(Page and application data records)
* * * * *
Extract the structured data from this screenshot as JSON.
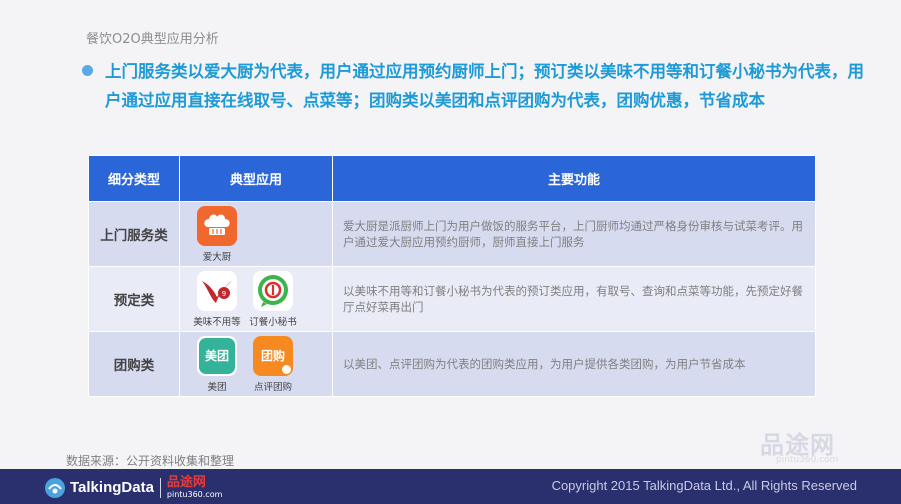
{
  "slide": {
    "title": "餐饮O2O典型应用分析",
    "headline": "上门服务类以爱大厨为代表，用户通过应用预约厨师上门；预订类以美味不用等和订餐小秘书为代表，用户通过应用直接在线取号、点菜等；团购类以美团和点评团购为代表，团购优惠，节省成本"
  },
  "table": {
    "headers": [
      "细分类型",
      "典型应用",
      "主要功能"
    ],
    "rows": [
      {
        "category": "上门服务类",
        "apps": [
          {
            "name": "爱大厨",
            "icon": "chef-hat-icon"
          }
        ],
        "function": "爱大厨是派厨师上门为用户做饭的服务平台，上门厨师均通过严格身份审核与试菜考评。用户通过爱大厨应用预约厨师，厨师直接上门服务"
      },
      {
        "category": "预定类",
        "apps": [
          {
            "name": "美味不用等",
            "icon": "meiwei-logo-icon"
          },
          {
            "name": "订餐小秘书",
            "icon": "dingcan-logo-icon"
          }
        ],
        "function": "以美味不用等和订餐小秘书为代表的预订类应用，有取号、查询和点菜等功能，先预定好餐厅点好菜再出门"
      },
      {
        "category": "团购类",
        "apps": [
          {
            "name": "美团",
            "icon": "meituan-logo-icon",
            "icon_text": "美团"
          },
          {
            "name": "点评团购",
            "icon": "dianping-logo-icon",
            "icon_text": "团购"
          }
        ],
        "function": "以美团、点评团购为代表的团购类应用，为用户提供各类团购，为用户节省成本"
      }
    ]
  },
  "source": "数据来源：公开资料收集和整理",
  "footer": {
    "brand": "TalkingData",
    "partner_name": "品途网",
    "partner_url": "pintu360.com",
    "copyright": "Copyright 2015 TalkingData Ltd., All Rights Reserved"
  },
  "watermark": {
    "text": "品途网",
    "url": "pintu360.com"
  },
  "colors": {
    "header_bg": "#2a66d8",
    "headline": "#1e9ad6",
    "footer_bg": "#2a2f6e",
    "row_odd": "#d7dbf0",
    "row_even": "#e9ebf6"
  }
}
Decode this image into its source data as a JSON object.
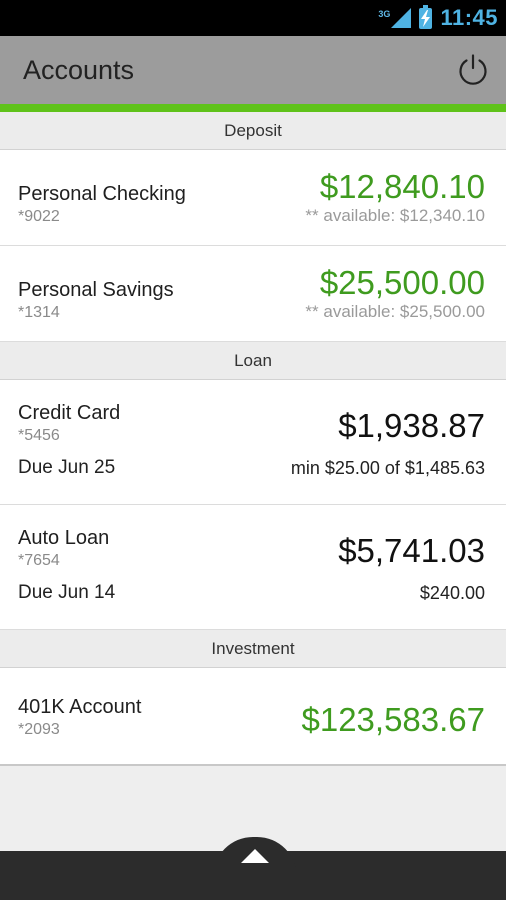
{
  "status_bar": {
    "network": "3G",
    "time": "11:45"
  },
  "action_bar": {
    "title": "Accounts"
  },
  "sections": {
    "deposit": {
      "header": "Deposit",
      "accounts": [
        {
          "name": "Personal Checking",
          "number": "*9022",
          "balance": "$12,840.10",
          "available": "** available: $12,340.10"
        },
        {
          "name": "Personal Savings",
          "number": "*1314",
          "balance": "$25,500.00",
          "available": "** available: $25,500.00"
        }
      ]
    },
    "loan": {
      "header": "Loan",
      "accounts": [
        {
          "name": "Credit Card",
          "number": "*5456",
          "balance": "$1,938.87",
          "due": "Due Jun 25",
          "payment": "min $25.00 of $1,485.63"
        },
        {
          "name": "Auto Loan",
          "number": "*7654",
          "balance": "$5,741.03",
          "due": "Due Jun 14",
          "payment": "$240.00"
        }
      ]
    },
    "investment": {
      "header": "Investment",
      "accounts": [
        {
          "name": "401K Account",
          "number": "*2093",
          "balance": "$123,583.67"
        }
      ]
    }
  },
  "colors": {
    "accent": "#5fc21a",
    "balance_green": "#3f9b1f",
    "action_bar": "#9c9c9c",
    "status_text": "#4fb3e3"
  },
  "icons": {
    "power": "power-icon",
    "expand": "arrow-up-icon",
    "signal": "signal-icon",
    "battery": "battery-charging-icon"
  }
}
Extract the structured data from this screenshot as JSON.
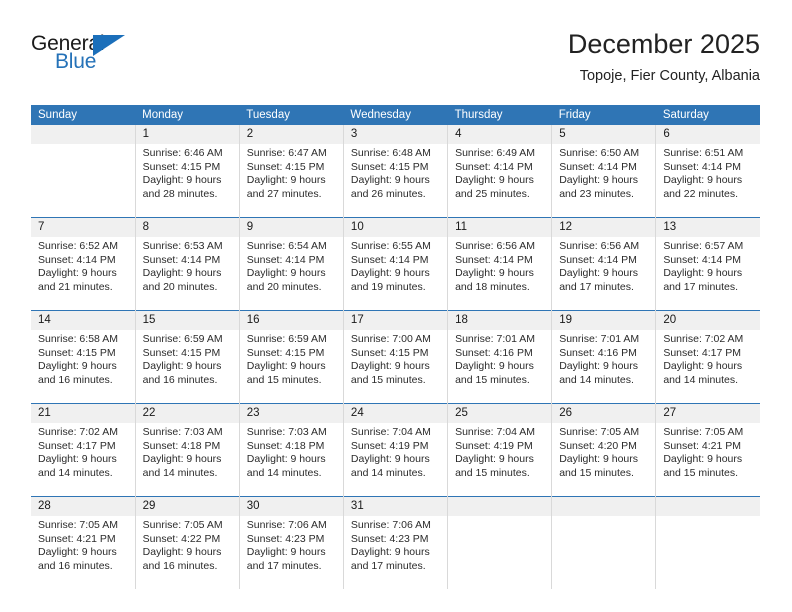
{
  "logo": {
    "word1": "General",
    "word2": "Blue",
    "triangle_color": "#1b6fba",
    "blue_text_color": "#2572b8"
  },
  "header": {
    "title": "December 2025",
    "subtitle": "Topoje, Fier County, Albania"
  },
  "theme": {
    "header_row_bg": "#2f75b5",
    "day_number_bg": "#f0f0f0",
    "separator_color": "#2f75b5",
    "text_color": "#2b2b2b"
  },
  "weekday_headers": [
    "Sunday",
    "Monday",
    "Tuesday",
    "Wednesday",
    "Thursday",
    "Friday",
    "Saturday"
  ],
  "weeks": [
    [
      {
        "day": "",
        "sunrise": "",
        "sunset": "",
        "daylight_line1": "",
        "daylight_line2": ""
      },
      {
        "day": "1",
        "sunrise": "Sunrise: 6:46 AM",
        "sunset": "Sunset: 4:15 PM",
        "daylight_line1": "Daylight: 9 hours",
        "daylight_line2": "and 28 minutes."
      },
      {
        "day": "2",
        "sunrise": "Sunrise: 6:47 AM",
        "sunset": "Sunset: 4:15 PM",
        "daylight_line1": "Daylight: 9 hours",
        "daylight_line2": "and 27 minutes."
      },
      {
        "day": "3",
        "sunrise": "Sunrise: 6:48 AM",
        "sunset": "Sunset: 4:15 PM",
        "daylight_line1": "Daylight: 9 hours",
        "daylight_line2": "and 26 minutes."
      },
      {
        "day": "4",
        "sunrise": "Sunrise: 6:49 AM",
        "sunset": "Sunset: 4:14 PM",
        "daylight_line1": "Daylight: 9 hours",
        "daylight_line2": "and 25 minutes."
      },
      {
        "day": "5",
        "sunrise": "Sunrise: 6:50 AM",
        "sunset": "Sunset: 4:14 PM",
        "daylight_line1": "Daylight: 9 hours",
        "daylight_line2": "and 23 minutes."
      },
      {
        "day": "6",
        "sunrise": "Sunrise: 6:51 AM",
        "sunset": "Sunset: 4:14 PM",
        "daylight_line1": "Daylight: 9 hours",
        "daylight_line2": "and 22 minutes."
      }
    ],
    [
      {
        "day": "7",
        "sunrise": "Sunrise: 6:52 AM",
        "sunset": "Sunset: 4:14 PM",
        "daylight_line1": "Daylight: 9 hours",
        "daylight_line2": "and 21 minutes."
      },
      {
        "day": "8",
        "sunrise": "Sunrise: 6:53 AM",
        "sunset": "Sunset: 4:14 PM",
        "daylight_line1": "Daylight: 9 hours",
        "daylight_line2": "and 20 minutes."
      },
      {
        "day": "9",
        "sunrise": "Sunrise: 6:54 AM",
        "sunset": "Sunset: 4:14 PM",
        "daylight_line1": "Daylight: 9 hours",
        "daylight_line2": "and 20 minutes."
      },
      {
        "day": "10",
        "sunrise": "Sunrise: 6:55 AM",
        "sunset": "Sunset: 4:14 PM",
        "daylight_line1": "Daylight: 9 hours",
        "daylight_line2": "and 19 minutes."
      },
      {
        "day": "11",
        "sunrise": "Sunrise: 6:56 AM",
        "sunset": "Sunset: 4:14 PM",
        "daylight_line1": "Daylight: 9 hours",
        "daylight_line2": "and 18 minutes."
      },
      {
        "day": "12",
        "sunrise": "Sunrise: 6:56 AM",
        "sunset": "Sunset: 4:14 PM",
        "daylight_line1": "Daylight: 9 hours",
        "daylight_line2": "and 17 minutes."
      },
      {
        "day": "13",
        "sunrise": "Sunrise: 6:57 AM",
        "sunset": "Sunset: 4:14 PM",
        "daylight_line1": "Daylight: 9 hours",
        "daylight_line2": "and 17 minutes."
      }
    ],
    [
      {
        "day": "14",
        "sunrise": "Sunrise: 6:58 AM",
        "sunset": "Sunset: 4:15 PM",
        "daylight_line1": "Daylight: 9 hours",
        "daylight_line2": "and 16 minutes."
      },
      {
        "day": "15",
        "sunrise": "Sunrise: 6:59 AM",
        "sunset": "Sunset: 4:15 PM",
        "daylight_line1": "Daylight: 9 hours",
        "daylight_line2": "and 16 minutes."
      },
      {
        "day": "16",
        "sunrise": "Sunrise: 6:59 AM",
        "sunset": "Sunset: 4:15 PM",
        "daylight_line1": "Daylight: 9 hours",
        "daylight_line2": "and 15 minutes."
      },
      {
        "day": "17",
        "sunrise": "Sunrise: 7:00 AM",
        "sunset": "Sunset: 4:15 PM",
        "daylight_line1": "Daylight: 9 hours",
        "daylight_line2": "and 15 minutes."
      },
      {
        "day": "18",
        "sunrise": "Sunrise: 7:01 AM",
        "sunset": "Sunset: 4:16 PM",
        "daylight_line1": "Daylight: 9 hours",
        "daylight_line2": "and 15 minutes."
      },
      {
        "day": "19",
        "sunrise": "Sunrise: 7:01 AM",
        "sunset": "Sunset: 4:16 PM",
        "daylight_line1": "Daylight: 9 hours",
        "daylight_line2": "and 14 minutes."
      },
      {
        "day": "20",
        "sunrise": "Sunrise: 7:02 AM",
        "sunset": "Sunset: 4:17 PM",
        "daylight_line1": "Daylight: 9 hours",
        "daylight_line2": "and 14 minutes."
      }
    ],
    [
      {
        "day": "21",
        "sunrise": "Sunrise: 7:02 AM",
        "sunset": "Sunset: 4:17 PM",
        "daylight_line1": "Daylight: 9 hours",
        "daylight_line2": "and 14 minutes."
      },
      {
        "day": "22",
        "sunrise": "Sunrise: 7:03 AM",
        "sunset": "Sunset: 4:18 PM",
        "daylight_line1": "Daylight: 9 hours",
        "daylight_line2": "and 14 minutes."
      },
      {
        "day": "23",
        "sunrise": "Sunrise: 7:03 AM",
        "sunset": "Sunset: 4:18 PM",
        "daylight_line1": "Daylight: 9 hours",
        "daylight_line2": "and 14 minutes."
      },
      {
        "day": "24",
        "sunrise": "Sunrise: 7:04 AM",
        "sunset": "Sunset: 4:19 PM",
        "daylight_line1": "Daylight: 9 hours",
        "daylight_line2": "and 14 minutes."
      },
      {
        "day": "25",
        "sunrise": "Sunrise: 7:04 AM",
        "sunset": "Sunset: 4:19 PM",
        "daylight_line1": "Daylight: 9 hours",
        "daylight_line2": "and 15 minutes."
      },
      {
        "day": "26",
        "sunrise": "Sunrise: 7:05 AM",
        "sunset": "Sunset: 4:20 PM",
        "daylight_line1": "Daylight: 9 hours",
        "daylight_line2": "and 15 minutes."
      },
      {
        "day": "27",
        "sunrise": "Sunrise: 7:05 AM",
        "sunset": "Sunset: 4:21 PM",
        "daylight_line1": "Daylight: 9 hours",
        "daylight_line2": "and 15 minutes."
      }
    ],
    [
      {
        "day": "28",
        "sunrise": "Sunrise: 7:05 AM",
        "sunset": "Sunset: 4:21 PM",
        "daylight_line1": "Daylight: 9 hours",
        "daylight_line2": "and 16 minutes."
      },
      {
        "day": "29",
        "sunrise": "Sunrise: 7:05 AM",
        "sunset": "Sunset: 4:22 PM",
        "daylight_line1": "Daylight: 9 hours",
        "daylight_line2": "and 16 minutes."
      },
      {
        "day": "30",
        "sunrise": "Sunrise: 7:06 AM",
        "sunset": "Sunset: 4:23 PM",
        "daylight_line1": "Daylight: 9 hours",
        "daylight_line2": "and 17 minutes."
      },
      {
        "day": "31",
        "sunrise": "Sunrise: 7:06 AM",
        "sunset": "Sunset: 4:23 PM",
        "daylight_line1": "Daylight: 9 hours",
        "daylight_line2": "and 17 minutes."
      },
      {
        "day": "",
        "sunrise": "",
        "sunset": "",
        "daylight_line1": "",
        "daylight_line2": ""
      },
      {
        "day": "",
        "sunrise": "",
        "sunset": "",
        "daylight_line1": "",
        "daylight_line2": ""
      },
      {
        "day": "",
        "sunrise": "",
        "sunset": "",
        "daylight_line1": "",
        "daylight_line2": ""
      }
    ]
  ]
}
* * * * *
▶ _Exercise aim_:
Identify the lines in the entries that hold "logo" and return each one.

▶ _Task result_:
            "icon": "meiwei-logo-icon"
            "icon": "dingcan-logo-icon"
            "icon": "meituan-logo-icon",
            "icon": "dianping-logo-icon",
  "logo": {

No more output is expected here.